The federal government eventually came to the same conclusion. In January, the U.S. Department of Transportation and the National Highway and Traffic Safety Administration announced an ambitious goal of proposing uniform national best practices for both the auto industry and state policymakers within six months. To get there, federal regulators are likely to look at the regulations in California and Nevada as models. For manufacturers, though, state laws and regulations have become less important. For the most part, they have stopped asking for the blessing of state governments before testing their autonomous vehicles. They have decided they won’t need it. Texas lawmakers have never explicitly authorized self-driving cars, and yet the state’s capital city of Austin is Google’s No. 2 testing ground for its autonomous fleet.
A Google driverless car makes its way through Austin. (AP)
Bryant Walker Smith, a law professor at the University of South Carolina, believes automated vehicles are already legal in the United States, and wrote a 110-page law review article aimed at proving his point. To reach his conclusion, Smith combed through state laws, federal regulations and even international treaties. “It comes down to a question of interpretation or enforcement discretion,” he says. “A state or a community that is really supportive of automated driving may well conclude that the laws already support it. A state or community that is resistant to automated driving will likely reach the opposite conclusion.”
Supporters of driverless cars, Smith argues, can bolster their case without passing a law like the ones in California and Nevada explicitly regulating their use. “What I recommend,” he says, “is to start by doing a close, careful legal audit of existing law. Identify all of the potential provisions in the vehicle code and other laws that are relevant to automated vehicles. Then decide if those need to be changed.”
Many of the most difficult questions are deep in state vehicle codes. For example, New York requires that drivers always keep one hand on the steering wheel. There are laws against obstructing rearview mirrors, rules governing drivers’ conduct after an accident and regulations limiting the number of hours a driver can drive. Many of these would lead to absurd results when applied to autonomous vehicles. Laws against abandoning vehicles could inadvertently apply to self-driving cars in search of a parking spot. In fact, as Smith points out, it is unclear in many cases who the driver really is: the person who pushed the “go” button, the software engineer who programmed the car’s autonomous functions, or even the car’s absentee owner.

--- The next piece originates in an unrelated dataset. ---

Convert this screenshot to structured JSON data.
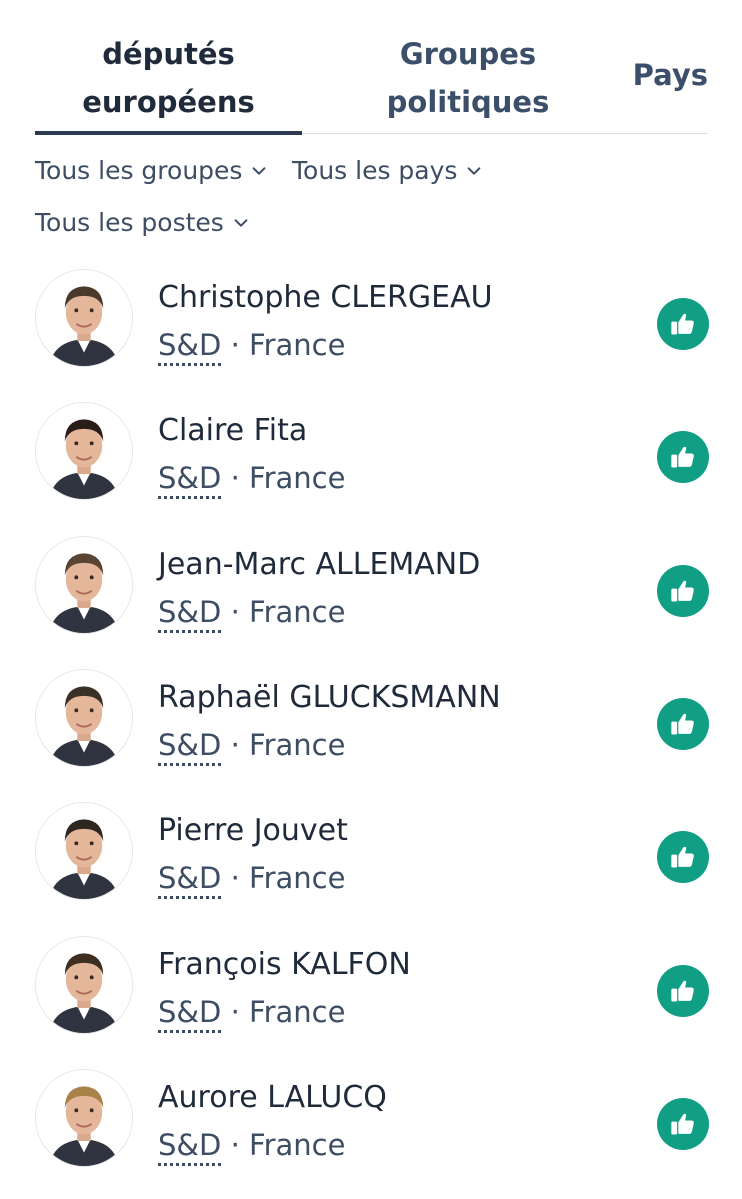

Beyond legal clarity, leaders who want to promote autonomous and connected vehicles in their communities can take practical steps to facilitate the process. One important step may simply be to remind the public about the potential safety benefits of automated cars. Roughly 34,000 Americans die every year in car crashes, and, by some estimates, human error contributes to more than 90 percent of those deaths. “The public should be concerned about automated vehicles,” Smith says, “but terrified about human drivers.”